Over the past weeks, I’ve been re-reading Frank Herbert’s Dune. It is considered the godfather of the sci-fi realm, despite its storyline (a disinherited prince reclaiming his land and restoring honor to his befallen house) almost being as old as time.
As I’m reading about the world of Arrakis – a harsh, unforgiven planet where there is nothing but sand and water is a luxury – I’ve been thinking about my home. About growing up in a country where summer water restrictions exist, where summers stretch to almost 6 months.
As I’m following the journeys the characters take forced to move homes in a large game of politics, I’m thinking about what makes a home and how home is a funny concept.
It’s a building with walls, floors, doors and a roof to keep you sheltered from the weather, and yet the concept is so much more.
I’m asking myself, what makes a home, a home?
Does a building make a home? Or do you make a home out of a building?
People say home is where the heart is. Home is where I feel safe, with the people that I love, a place where I can put my roots in the soil. It is where the smell of coffee, mixed with homemade dishes, mixed with the sound of German rising and falling in the background.
Home is the place where my roots have found themselves a place where they can grow.
It’s the feeling of sea breeze over the Indian Ocean. It’s the late night cuddles and talks about life with my man. Home is the smell just after it rained. It’s the soil of my plant pot that I’m trying to nurture.
Home is what I’ve made in the four walls of my rented apartment. Home is the feeling of lying in the hammock, with the sun shining through the leaves in the garden of my childhood home.
Home is where I am safe, surrounded by those whom I love.
As I’m thinking about all this, I’m reminded of a passage in Dune.
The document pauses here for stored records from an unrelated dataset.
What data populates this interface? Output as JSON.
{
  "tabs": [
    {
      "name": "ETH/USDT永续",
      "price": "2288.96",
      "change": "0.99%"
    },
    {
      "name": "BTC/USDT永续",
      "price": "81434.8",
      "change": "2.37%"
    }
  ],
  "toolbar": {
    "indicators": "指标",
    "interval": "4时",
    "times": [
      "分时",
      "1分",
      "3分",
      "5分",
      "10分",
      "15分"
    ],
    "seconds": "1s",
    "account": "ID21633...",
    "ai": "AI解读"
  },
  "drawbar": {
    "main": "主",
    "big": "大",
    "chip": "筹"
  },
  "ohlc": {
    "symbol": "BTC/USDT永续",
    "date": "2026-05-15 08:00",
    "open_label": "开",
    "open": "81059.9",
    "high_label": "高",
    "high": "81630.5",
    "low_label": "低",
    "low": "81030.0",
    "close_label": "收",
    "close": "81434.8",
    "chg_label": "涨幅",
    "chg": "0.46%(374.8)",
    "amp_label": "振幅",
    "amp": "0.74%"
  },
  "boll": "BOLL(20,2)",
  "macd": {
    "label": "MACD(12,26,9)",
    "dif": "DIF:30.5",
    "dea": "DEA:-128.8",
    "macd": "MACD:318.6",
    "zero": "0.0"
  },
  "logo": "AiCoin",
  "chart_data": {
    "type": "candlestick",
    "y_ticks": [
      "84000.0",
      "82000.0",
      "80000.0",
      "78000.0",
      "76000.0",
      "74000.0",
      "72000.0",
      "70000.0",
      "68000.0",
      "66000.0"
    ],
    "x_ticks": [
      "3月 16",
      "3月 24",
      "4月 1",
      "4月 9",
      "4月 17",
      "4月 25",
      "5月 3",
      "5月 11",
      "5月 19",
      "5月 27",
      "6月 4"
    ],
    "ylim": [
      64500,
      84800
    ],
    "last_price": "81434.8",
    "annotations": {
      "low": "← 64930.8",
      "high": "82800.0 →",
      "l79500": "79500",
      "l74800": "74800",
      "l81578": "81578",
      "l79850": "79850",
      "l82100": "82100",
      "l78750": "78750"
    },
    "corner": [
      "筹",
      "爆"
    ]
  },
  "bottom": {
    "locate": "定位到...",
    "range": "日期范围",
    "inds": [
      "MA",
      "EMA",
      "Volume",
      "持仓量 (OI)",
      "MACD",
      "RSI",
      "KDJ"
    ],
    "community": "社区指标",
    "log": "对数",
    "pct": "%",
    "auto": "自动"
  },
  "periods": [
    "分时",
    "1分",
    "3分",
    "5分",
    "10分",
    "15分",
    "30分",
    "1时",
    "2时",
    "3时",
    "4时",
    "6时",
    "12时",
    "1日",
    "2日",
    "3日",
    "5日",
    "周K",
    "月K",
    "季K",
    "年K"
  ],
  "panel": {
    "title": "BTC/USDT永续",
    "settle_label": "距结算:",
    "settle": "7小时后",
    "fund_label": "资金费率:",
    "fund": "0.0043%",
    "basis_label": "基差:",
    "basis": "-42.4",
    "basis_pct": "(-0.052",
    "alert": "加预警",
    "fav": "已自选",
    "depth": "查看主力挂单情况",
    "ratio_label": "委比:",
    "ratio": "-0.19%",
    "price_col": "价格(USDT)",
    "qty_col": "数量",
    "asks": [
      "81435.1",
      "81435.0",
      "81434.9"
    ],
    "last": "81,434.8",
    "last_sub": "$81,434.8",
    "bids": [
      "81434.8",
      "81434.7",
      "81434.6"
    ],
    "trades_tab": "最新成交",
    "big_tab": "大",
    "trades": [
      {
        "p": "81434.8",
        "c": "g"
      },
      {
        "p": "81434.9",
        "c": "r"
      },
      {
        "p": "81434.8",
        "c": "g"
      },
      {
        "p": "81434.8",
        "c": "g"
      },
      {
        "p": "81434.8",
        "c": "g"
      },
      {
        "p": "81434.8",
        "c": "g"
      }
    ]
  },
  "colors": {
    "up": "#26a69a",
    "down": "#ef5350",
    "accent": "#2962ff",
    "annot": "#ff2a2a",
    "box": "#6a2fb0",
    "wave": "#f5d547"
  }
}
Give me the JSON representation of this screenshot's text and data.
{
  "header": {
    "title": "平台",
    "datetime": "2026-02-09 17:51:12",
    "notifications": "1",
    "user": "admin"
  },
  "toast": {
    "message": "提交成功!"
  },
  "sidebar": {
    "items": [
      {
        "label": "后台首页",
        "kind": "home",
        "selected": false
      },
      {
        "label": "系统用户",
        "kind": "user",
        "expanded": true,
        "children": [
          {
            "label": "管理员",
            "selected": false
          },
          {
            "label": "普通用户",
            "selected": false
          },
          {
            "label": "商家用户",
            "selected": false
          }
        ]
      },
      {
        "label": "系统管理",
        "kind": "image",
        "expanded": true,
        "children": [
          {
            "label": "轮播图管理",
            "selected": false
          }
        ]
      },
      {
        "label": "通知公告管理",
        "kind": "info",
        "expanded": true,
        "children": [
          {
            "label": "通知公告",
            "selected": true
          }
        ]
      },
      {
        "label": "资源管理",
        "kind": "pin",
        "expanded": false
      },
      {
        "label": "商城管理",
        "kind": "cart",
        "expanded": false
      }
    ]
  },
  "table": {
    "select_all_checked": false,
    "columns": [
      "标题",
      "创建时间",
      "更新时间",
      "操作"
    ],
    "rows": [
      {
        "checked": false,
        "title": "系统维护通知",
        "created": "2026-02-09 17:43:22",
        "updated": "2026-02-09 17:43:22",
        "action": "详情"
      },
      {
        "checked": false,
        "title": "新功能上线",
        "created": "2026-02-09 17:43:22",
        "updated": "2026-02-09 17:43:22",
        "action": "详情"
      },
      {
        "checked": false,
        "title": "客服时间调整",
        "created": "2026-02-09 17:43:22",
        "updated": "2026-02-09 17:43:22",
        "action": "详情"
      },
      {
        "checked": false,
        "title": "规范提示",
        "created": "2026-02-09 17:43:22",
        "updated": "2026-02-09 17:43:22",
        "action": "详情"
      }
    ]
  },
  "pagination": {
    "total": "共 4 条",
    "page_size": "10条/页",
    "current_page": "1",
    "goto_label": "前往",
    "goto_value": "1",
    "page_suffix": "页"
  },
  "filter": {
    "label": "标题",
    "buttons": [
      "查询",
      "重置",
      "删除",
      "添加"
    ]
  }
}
I’m reminded how interconnected we are all are, how people can make up what “home” means for us.
“There stand I, [Thufir] Hawat thought.
‘Thufir, what’re you thinking?’ Paul asked.
Hawat looked at the boy. ‘I was thinking we’ll all be out of here soon and likely never see the place again.’
‘Does that make you sad?’
‘Sad? Nonsense! Parting with friends is a sadness. A place is only a place.’ He glanced at the charts on the table. ‘And Arrakis is just a place.'”
– Dune, Frank Herbert, p42
So next time someone asks me how I’d define what a home is, I’d answer like this:
“A place is a place, a home is what you make out of that place and the people you meet.”